Instead, each soldier will serve a 10-year prison term.
"The death sentences by firing squad passed on 66 soldiers in January and March 2015 by separate general court martials have been commuted to 10 years' imprisonment each," Colonel Sani Usman said in a statement.
The sentences were commuted following a review by the military authorities.
Col Usman said 71 soldiers were arraigned on several charges, including criminal conspiracy and conspiracy to commit mutiny.
"They were tried, discharged on some charges but found guilty and convicted on other charges - which included mutiny," he said.
"Out of that number, 66 were found guilty on some of the charges and sentenced to death, while five were discharged and acquitted and one was given 28 days' imprisonment with hard labour," he said.
The military said in May that 579 officers and soldiers were facing two separate trials over indiscipline.
The 66 had been condemned to die by a military tribunal in two batches in September and December 2014, with their death sentences confirmed by a military council in January and March this year.
Under the regime of former president Goodluck Jonathan, Boko Haram captured swathes of territory in the restive north-east as Nigerian soldiers refused to deploy for operations and even fled before and during attacks.
The soldiers reportedly complained they did not have enough weapons to fight the better-armed Islamists.
Former national security adviser Sambo Dasuki and other high-profile suspects are currently facing trial for misappropriating billions of dollars meant to buy weapons to fight the insurgents.
Nigeria's military has been under pressure to end the six-year Boko Haram insurgency that has claimed at least 17,000 lives and forced some 2.6 million to flee their homes.
Nigerian President Muhammadu Buhari, who took over in May, has given the military until the month's end to end the unrest.
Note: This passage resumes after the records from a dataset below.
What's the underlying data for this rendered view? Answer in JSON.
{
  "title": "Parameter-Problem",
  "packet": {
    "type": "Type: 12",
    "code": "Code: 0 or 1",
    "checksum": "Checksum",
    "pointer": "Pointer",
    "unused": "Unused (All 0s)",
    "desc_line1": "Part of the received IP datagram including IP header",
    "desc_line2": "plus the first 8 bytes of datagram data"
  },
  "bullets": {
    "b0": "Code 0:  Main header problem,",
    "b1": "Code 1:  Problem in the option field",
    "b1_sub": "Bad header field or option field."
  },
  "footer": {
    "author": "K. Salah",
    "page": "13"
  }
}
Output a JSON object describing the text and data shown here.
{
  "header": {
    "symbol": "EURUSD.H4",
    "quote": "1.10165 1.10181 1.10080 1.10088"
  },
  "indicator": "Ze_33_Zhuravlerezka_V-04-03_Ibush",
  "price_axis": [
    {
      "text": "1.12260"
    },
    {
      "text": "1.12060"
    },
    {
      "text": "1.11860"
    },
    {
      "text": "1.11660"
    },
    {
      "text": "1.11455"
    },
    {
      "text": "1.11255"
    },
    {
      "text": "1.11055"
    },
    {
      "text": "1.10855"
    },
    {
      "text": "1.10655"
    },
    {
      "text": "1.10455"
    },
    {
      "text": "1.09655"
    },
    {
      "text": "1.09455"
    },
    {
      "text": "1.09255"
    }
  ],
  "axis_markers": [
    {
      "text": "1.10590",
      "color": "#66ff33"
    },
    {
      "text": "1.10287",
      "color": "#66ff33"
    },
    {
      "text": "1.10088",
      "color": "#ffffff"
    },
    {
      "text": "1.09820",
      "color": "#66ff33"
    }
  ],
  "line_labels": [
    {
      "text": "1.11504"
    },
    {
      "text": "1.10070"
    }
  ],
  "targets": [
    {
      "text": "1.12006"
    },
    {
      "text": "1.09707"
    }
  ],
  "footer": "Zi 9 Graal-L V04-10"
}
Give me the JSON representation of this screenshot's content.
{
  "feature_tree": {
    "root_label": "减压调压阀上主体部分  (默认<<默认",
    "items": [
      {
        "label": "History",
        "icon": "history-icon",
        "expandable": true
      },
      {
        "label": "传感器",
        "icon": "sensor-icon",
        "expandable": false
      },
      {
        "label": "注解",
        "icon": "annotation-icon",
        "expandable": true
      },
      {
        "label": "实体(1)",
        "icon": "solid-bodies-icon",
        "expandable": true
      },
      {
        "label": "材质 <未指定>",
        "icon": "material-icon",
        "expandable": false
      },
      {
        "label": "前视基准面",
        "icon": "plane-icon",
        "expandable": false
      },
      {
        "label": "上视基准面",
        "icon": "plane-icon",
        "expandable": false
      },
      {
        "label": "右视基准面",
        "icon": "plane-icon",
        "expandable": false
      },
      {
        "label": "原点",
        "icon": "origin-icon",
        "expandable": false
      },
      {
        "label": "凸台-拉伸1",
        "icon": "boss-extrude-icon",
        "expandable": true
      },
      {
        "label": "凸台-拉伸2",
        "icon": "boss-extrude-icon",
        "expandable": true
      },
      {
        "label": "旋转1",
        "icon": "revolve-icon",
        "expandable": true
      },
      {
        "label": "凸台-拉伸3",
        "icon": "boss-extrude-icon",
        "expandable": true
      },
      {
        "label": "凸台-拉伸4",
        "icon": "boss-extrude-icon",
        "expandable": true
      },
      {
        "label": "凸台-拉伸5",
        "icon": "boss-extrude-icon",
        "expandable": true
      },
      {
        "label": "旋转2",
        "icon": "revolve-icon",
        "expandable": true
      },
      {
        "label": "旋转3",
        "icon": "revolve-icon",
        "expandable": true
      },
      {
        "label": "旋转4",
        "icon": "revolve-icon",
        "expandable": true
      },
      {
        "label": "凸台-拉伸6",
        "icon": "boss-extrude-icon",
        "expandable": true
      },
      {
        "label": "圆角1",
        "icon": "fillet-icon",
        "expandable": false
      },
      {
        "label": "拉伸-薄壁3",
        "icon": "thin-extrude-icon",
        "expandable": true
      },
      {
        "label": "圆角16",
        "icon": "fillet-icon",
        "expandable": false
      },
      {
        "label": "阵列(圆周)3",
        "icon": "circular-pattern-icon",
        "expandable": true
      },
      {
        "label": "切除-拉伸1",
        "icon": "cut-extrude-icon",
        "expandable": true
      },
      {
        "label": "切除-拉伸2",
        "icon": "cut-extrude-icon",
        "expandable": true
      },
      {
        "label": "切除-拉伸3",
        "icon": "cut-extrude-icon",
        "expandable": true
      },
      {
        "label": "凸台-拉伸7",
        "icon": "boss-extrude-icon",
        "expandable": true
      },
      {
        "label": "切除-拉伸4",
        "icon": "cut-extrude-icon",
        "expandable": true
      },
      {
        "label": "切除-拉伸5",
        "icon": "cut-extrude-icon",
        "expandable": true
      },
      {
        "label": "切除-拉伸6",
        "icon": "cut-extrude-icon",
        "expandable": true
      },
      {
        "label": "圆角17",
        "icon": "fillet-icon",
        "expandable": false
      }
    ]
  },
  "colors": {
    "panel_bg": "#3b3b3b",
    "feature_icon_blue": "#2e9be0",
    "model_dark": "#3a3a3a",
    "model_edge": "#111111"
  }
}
Boko Haram, which seeks to impose a hardline Islamic state in northern Nigeria, has also carried out cross-border attacks in Chad, Niger and Cameroon.